[Start of Attachment]

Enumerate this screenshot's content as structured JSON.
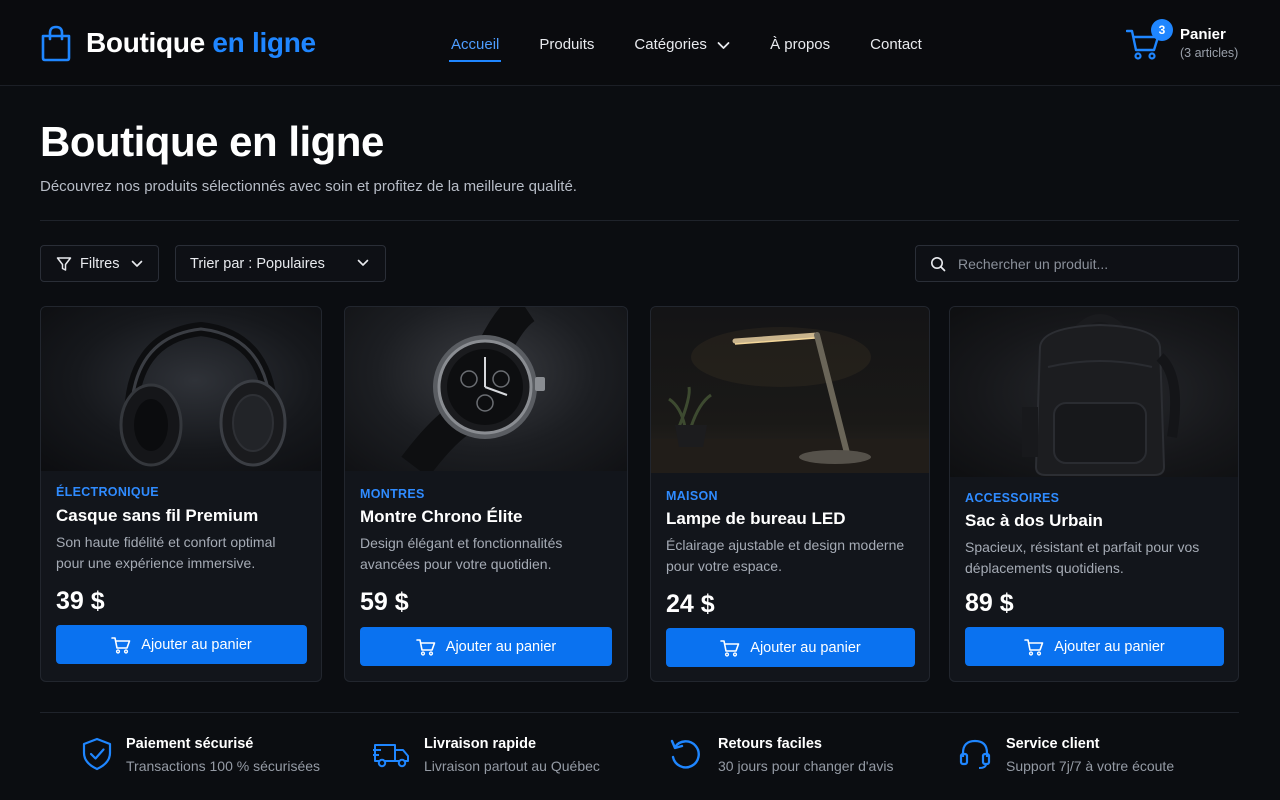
{
  "header": {
    "brand_main": "Boutique",
    "brand_accent": "en ligne",
    "nav": [
      {
        "label": "Accueil",
        "active": true
      },
      {
        "label": "Produits"
      },
      {
        "label": "Catégories"
      },
      {
        "label": "À propos"
      },
      {
        "label": "Contact"
      }
    ],
    "cart": {
      "count": "3",
      "title": "Panier",
      "subtitle": "(3 articles)"
    }
  },
  "hero": {
    "title": "Boutique en ligne",
    "subtitle": "Découvrez nos produits sélectionnés avec soin et profitez de la meilleure qualité."
  },
  "toolbar": {
    "filters_label": "Filtres",
    "sort_label": "Trier par : Populaires",
    "search_placeholder": "Rechercher un produit..."
  },
  "products": [
    {
      "category": "ÉLECTRONIQUE",
      "name": "Casque sans fil Premium",
      "description": "Son haute fidélité et confort optimal pour une expérience immersive.",
      "price": "39 $",
      "button": "Ajouter au panier",
      "image_icon": "headphones"
    },
    {
      "category": "MONTRES",
      "name": "Montre Chrono Élite",
      "description": "Design élégant et fonctionnalités avancées pour votre quotidien.",
      "price": "59 $",
      "button": "Ajouter au panier",
      "image_icon": "wristwatch"
    },
    {
      "category": "MAISON",
      "name": "Lampe de bureau LED",
      "description": "Éclairage ajustable et design moderne pour votre espace.",
      "price": "24 $",
      "button": "Ajouter au panier",
      "image_icon": "desk-lamp"
    },
    {
      "category": "ACCESSOIRES",
      "name": "Sac à dos Urbain",
      "description": "Spacieux, résistant et parfait pour vos déplacements quotidiens.",
      "price": "89 $",
      "button": "Ajouter au panier",
      "image_icon": "backpack"
    }
  ],
  "features": [
    {
      "title": "Paiement sécurisé",
      "subtitle": "Transactions 100 % sécurisées",
      "icon": "shield-check"
    },
    {
      "title": "Livraison rapide",
      "subtitle": "Livraison partout au Québec",
      "icon": "truck"
    },
    {
      "title": "Retours faciles",
      "subtitle": "30 jours pour changer d'avis",
      "icon": "return-arrow"
    },
    {
      "title": "Service client",
      "subtitle": "Support 7j/7 à votre écoute",
      "icon": "headset"
    }
  ],
  "colors": {
    "accent": "#1f86ff",
    "button": "#0a72f0",
    "background": "#0b0d11",
    "card": "#12151b"
  }
}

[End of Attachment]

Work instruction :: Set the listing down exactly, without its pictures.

Written response ::
Enumerate this screenshot's content as structured JSON.
{
  "header": {
    "brand_main": "Boutique",
    "brand_accent": "en ligne",
    "nav": [
      {
        "label": "Accueil",
        "active": true
      },
      {
        "label": "Produits"
      },
      {
        "label": "Catégories"
      },
      {
        "label": "À propos"
      },
      {
        "label": "Contact"
      }
    ],
    "cart": {
      "count": "3",
      "title": "Panier",
      "subtitle": "(3 articles)"
    }
  },
  "hero": {
    "title": "Boutique en ligne",
    "subtitle": "Découvrez nos produits sélectionnés avec soin et profitez de la meilleure qualité."
  },
  "toolbar": {
    "filters_label": "Filtres",
    "sort_label": "Trier par : Populaires",
    "search_placeholder": "Rechercher un produit..."
  },
  "products": [
    {
      "category": "ÉLECTRONIQUE",
      "name": "Casque sans fil Premium",
      "description": "Son haute fidélité et confort optimal pour une expérience immersive.",
      "price": "39 $",
      "button": "Ajouter au panier",
      "image_icon": "headphones"
    },
    {
      "category": "MONTRES",
      "name": "Montre Chrono Élite",
      "description": "Design élégant et fonctionnalités avancées pour votre quotidien.",
      "price": "59 $",
      "button": "Ajouter au panier",
      "image_icon": "wristwatch"
    },
    {
      "category": "MAISON",
      "name": "Lampe de bureau LED",
      "description": "Éclairage ajustable et design moderne pour votre espace.",
      "price": "24 $",
      "button": "Ajouter au panier",
      "image_icon": "desk-lamp"
    },
    {
      "category": "ACCESSOIRES",
      "name": "Sac à dos Urbain",
      "description": "Spacieux, résistant et parfait pour vos déplacements quotidiens.",
      "price": "89 $",
      "button": "Ajouter au panier",
      "image_icon": "backpack"
    }
  ],
  "features": [
    {
      "title": "Paiement sécurisé",
      "subtitle": "Transactions 100 % sécurisées",
      "icon": "shield-check"
    },
    {
      "title": "Livraison rapide",
      "subtitle": "Livraison partout au Québec",
      "icon": "truck"
    },
    {
      "title": "Retours faciles",
      "subtitle": "30 jours pour changer d'avis",
      "icon": "return-arrow"
    },
    {
      "title": "Service client",
      "subtitle": "Support 7j/7 à votre écoute",
      "icon": "headset"
    }
  ],
  "colors": {
    "accent": "#1f86ff",
    "button": "#0a72f0",
    "background": "#0b0d11",
    "card": "#12151b"
  }
}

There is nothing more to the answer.